The expected response is an exact repetition of every record, with images excluded.

**** Records for this exercise ****

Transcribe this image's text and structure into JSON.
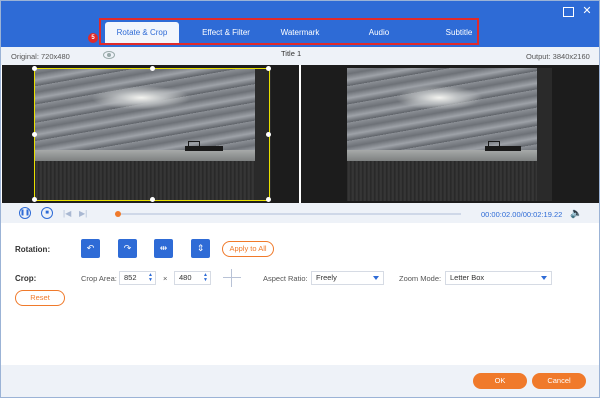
{
  "tabs": [
    "Rotate & Crop",
    "Effect & Filter",
    "Watermark",
    "Audio",
    "Subtitle"
  ],
  "active_tab": "Rotate & Crop",
  "step_badge": "5",
  "info": {
    "original": "Original: 720x480",
    "title": "Title 1",
    "output": "Output: 3840x2160"
  },
  "playback": {
    "time": "00:00:02.00/00:02:19.22",
    "progress": 0.01
  },
  "rotation": {
    "label": "Rotation:",
    "apply_all": "Apply to All",
    "buttons": [
      "rotate-left-icon",
      "rotate-right-icon",
      "flip-horizontal-icon",
      "flip-vertical-icon"
    ]
  },
  "crop": {
    "label": "Crop:",
    "area_label": "Crop Area:",
    "width": "852",
    "times": "×",
    "height": "480",
    "aspect_label": "Aspect Ratio:",
    "aspect_value": "Freely",
    "zoom_label": "Zoom Mode:",
    "zoom_value": "Letter Box",
    "reset": "Reset"
  },
  "footer": {
    "ok": "OK",
    "cancel": "Cancel"
  },
  "colors": {
    "accent": "#2e6bd6",
    "orange": "#f07a2b",
    "highlight": "#e02a2a"
  }
}
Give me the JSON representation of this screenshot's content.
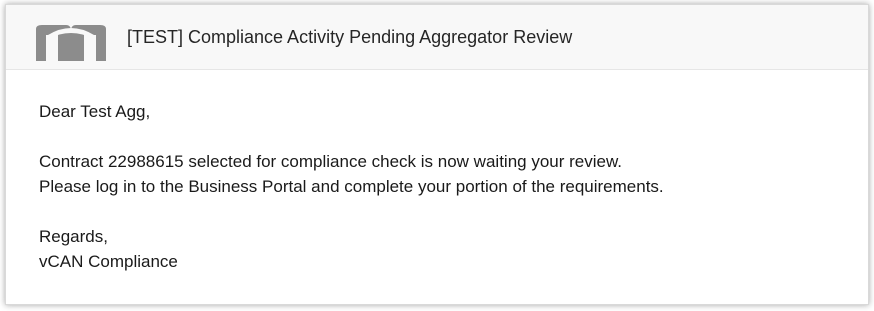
{
  "email": {
    "subject": "[TEST] Compliance Activity Pending Aggregator Review",
    "greeting": "Dear Test Agg,",
    "line1": "Contract 22988615 selected for compliance check is now waiting your review.",
    "line2": "Please log in to the Business Portal and complete your portion of the requirements.",
    "closing": "Regards,",
    "signature": "vCAN Compliance"
  },
  "icons": {
    "logo": "m-logo-icon"
  },
  "colors": {
    "header_bg": "#f8f8f8",
    "logo_gray": "#8c8c8c",
    "text": "#1a1a1a"
  }
}
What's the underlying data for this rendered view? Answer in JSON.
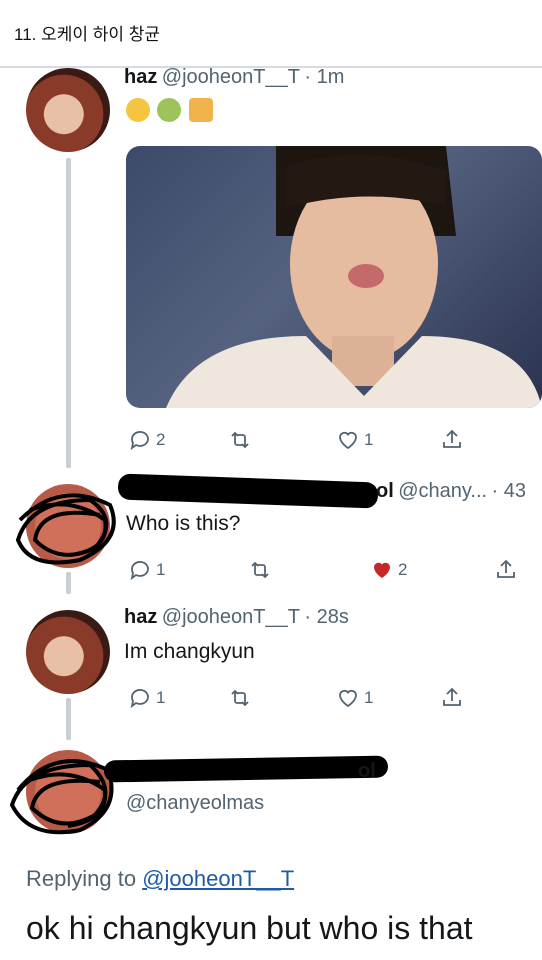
{
  "header": {
    "title": "11. 오케이 하이 창균"
  },
  "tweet1": {
    "name": "haz",
    "handle": "@jooheonT__T",
    "time": "· 1m",
    "emojis": [
      "pleading-face",
      "nauseated-face",
      "person-at-computer"
    ],
    "actions": {
      "replies": "2",
      "retweets": "",
      "likes": "1"
    }
  },
  "tweet2": {
    "name_suffix": "ol",
    "handle": "@chany...",
    "time": "· 43",
    "text": "Who is this?",
    "actions": {
      "replies": "1",
      "retweets": "",
      "likes": "2"
    },
    "like_color": "#c62828"
  },
  "tweet3": {
    "name": "haz",
    "handle": "@jooheonT__T",
    "time": "· 28s",
    "text": "Im changkyun",
    "actions": {
      "replies": "1",
      "retweets": "",
      "likes": "1"
    }
  },
  "compose": {
    "name_suffix": "ol",
    "handle": "@chanyeolmas",
    "replying_prefix": "Replying to",
    "replying_handle": "@jooheonT__T",
    "reply_text": "ok hi changkyun but who is that"
  },
  "colors": {
    "text": "#14171a",
    "muted": "#536471",
    "link": "#1d5ba8",
    "scribble": "#000000",
    "liked": "#c62828"
  }
}
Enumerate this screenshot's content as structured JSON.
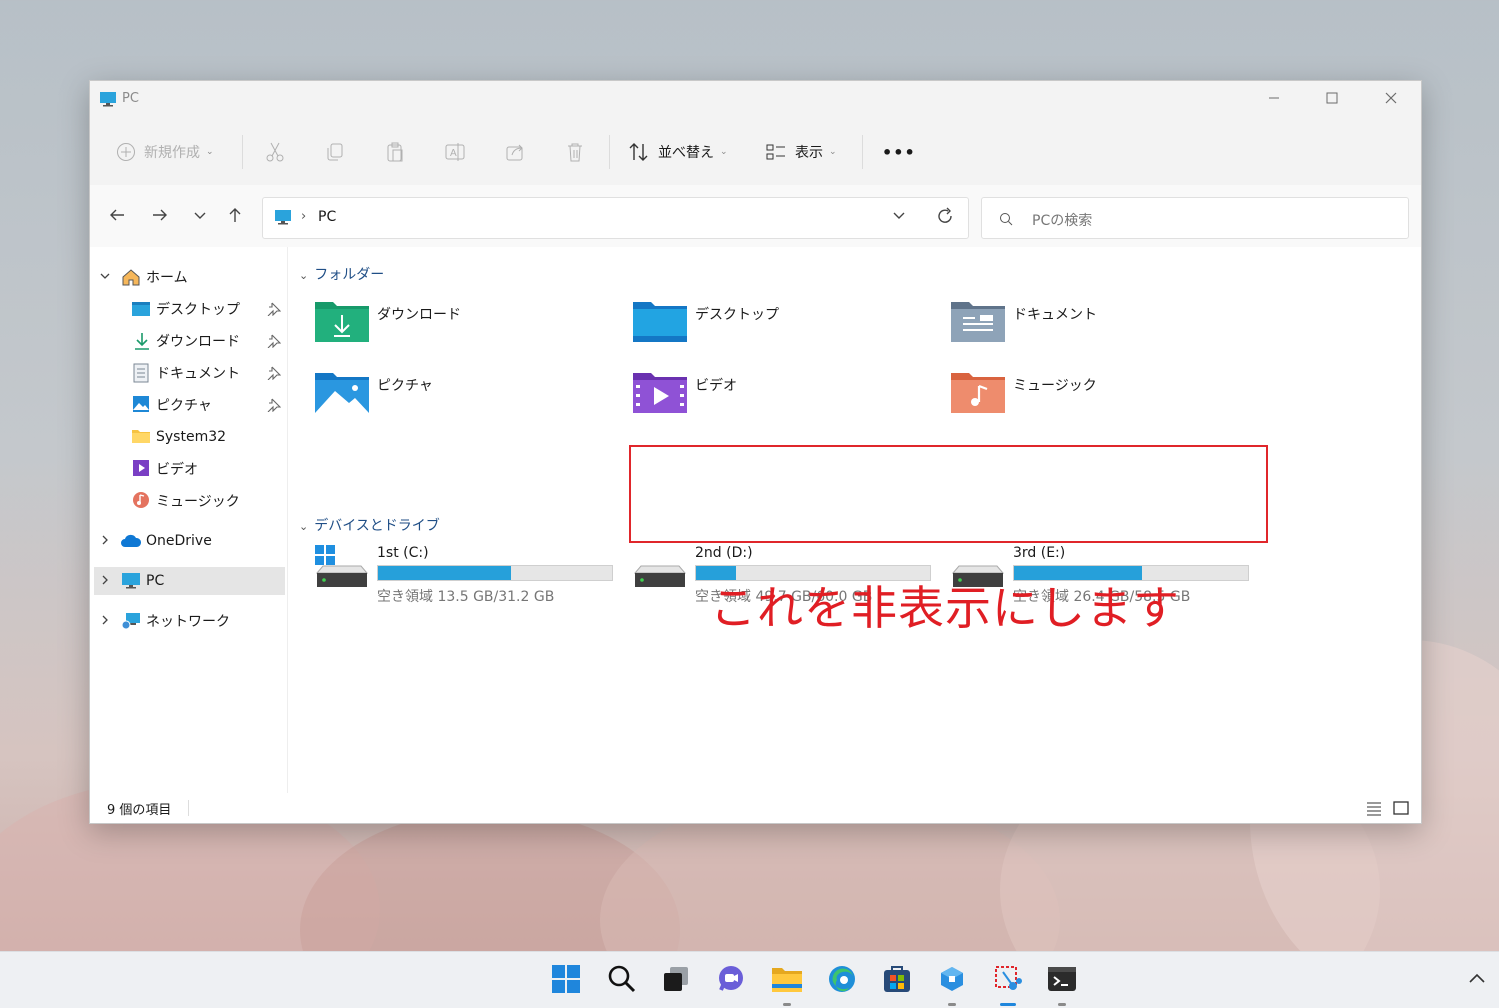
{
  "window": {
    "title": "PC"
  },
  "toolbar": {
    "new_label": "新規作成",
    "sort_label": "並べ替え",
    "view_label": "表示",
    "more_label": "•••"
  },
  "navbar": {
    "path": "PC",
    "search_placeholder": "PCの検索"
  },
  "sidebar": {
    "home": "ホーム",
    "quick": [
      "デスクトップ",
      "ダウンロード",
      "ドキュメント",
      "ピクチャ",
      "System32",
      "ビデオ",
      "ミュージック"
    ],
    "onedrive": "OneDrive",
    "pc": "PC",
    "network": "ネットワーク"
  },
  "content": {
    "folders_header": "フォルダー",
    "folders": [
      "ダウンロード",
      "デスクトップ",
      "ドキュメント",
      "ピクチャ",
      "ビデオ",
      "ミュージック"
    ],
    "drives_header": "デバイスとドライブ",
    "drives": [
      {
        "name": "1st (C:)",
        "free": "空き領域 13.5 GB/31.2 GB",
        "used_fraction": 0.567
      },
      {
        "name": "2nd (D:)",
        "free": "空き領域 49.7 GB/60.0 GB",
        "used_fraction": 0.172
      },
      {
        "name": "3rd (E:)",
        "free": "空き領域 26.4 GB/58.5 GB",
        "used_fraction": 0.549
      }
    ]
  },
  "status": {
    "count": "9 個の項目"
  },
  "annotation": {
    "text": "これを非表示にします",
    "color": "#e01e24"
  },
  "colors": {
    "accent": "#26a0da"
  },
  "taskbar": {
    "icons": [
      "start-icon",
      "search-icon",
      "task-view-icon",
      "chat-icon",
      "file-explorer-icon",
      "edge-icon",
      "store-icon",
      "app-icon",
      "snipping-tool-icon",
      "terminal-icon"
    ]
  }
}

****

Problem solution:
Transcribe this image's text and structure into JSON.
{
  "tabs": [
    "Rotate & Crop",
    "Effect & Filter",
    "Watermark",
    "Audio",
    "Subtitle"
  ],
  "active_tab": "Rotate & Crop",
  "step_badge": "5",
  "info": {
    "original": "Original: 720x480",
    "title": "Title 1",
    "output": "Output: 3840x2160"
  },
  "playback": {
    "time": "00:00:02.00/00:02:19.22",
    "progress": 0.01
  },
  "rotation": {
    "label": "Rotation:",
    "apply_all": "Apply to All",
    "buttons": [
      "rotate-left-icon",
      "rotate-right-icon",
      "flip-horizontal-icon",
      "flip-vertical-icon"
    ]
  },
  "crop": {
    "label": "Crop:",
    "area_label": "Crop Area:",
    "width": "852",
    "times": "×",
    "height": "480",
    "aspect_label": "Aspect Ratio:",
    "aspect_value": "Freely",
    "zoom_label": "Zoom Mode:",
    "zoom_value": "Letter Box",
    "reset": "Reset"
  },
  "footer": {
    "ok": "OK",
    "cancel": "Cancel"
  },
  "colors": {
    "accent": "#2e6bd6",
    "orange": "#f07a2b",
    "highlight": "#e02a2a"
  }
}
Give me the JSON representation of this screenshot's content.
{
  "email": {
    "subject": "[TEST] Compliance Activity Pending Aggregator Review",
    "greeting": "Dear Test Agg,",
    "line1": "Contract 22988615 selected for compliance check is now waiting your review.",
    "line2": "Please log in to the Business Portal and complete your portion of the requirements.",
    "closing": "Regards,",
    "signature": "vCAN Compliance"
  },
  "icons": {
    "logo": "m-logo-icon"
  },
  "colors": {
    "header_bg": "#f8f8f8",
    "logo_gray": "#8c8c8c",
    "text": "#1a1a1a"
  }
}
What's the underlying data for this rendered view? Answer in JSON.
{
  "header": {
    "title": "11. 오케이 하이 창균"
  },
  "tweet1": {
    "name": "haz",
    "handle": "@jooheonT__T",
    "time": "· 1m",
    "emojis": [
      "pleading-face",
      "nauseated-face",
      "person-at-computer"
    ],
    "actions": {
      "replies": "2",
      "retweets": "",
      "likes": "1"
    }
  },
  "tweet2": {
    "name_suffix": "ol",
    "handle": "@chany...",
    "time": "· 43",
    "text": "Who is this?",
    "actions": {
      "replies": "1",
      "retweets": "",
      "likes": "2"
    },
    "like_color": "#c62828"
  },
  "tweet3": {
    "name": "haz",
    "handle": "@jooheonT__T",
    "time": "· 28s",
    "text": "Im changkyun",
    "actions": {
      "replies": "1",
      "retweets": "",
      "likes": "1"
    }
  },
  "compose": {
    "name_suffix": "ol",
    "handle": "@chanyeolmas",
    "replying_prefix": "Replying to",
    "replying_handle": "@jooheonT__T",
    "reply_text": "ok hi changkyun but who is that"
  },
  "colors": {
    "text": "#14171a",
    "muted": "#536471",
    "link": "#1d5ba8",
    "scribble": "#000000",
    "liked": "#c62828"
  }
}
Enumerate this screenshot's content as structured JSON.
{
  "window": {
    "title": "PC"
  },
  "toolbar": {
    "new_label": "新規作成",
    "sort_label": "並べ替え",
    "view_label": "表示",
    "more_label": "•••"
  },
  "navbar": {
    "path": "PC",
    "search_placeholder": "PCの検索"
  },
  "sidebar": {
    "home": "ホーム",
    "quick": [
      "デスクトップ",
      "ダウンロード",
      "ドキュメント",
      "ピクチャ",
      "System32",
      "ビデオ",
      "ミュージック"
    ],
    "onedrive": "OneDrive",
    "pc": "PC",
    "network": "ネットワーク"
  },
  "content": {
    "folders_header": "フォルダー",
    "folders": [
      "ダウンロード",
      "デスクトップ",
      "ドキュメント",
      "ピクチャ",
      "ビデオ",
      "ミュージック"
    ],
    "drives_header": "デバイスとドライブ",
    "drives": [
      {
        "name": "1st (C:)",
        "free": "空き領域 13.5 GB/31.2 GB",
        "used_fraction": 0.567
      },
      {
        "name": "2nd (D:)",
        "free": "空き領域 49.7 GB/60.0 GB",
        "used_fraction": 0.172
      },
      {
        "name": "3rd (E:)",
        "free": "空き領域 26.4 GB/58.5 GB",
        "used_fraction": 0.549
      }
    ]
  },
  "status": {
    "count": "9 個の項目"
  },
  "annotation": {
    "text": "これを非表示にします",
    "color": "#e01e24"
  },
  "colors": {
    "accent": "#26a0da"
  },
  "taskbar": {
    "icons": [
      "start-icon",
      "search-icon",
      "task-view-icon",
      "chat-icon",
      "file-explorer-icon",
      "edge-icon",
      "store-icon",
      "app-icon",
      "snipping-tool-icon",
      "terminal-icon"
    ]
  }
}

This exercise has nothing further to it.